The structure shown is highly aromatic, and the proposed aliphatic moieties are saccharide- and peptide-derived. 3. Humic acid-type structure, as postulated by Stevenson (1982). HAs, but there has not been convincing evidence so far for covalent linkages between these and the lignin-derived components that are accepted as major contributors to soil HA structures. 5. 1, various authors had considered the involvement of lignin and of proteins in the genesis of HS. Specifically, Dehérain (1902) saw HS as products of interactions between proteins and “encrusting substances,” mainly lignin.
It could also be meaningful to compare the ratios Mannose/Rhamnose and Galactose/Fucose for each sample. These and other ratio values have been used recently by Hayes et al. (2008) to show that the saccharides in fractions of HAs and FAs from the same soil have different origins (plant or microbial). 2. Isolation and Fractionation of Soil Saccharides Procedures for the isolation of polysaccharides from soil and their fractionation have been reviewed by Mehta et al. (1961), Swincer et al. (1968), Greenland and Oades (1975), Hayes and Swift (1978), Cheshire (1979), Cheshire and Hayes (1990), Stevenson (1994), and Clapp et al.
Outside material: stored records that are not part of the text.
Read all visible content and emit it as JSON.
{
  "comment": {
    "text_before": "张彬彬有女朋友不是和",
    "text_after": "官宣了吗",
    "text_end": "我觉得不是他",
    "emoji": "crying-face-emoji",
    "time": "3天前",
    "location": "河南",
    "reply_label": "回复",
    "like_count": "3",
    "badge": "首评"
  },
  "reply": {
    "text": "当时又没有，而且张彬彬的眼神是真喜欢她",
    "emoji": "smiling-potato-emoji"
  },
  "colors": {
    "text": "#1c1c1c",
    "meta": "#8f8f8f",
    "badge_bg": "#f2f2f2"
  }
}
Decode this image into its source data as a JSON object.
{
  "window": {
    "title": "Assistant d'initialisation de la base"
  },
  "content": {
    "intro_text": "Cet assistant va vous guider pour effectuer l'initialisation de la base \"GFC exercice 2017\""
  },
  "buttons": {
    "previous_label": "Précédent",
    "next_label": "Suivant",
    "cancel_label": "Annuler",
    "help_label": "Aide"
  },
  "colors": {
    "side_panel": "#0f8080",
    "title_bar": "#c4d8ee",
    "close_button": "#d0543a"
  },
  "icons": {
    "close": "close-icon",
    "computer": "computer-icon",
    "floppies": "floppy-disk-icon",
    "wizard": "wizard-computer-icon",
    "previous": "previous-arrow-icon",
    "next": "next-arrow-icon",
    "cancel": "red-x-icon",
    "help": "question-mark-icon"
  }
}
Structure of humic acid as proposed by Fuchs (1931). 2. 2 of Chapter 2 of this book. This section deals only with relevant work involving this reaction that was carried out prior to 1960. Ellis (1959) has defined the Maillard reaction as the “reaction of the amino group of amino acids, peptides, or proteins with the glycosidic hydroxyl group of sugars,” and he and Hodge (1953) presented excellent reviews of the chemistry of the Maillard–Browning reaction. 2, Chapter 2). The formation of the brown pigmented products is generally regarded as the Browning reaction.
Biophysico-Chemical Processes Involving Natural Nonliving Organic Matter in Environmental Systems by Nicola Senesi, Baoshan Xing, Pan Ming Huang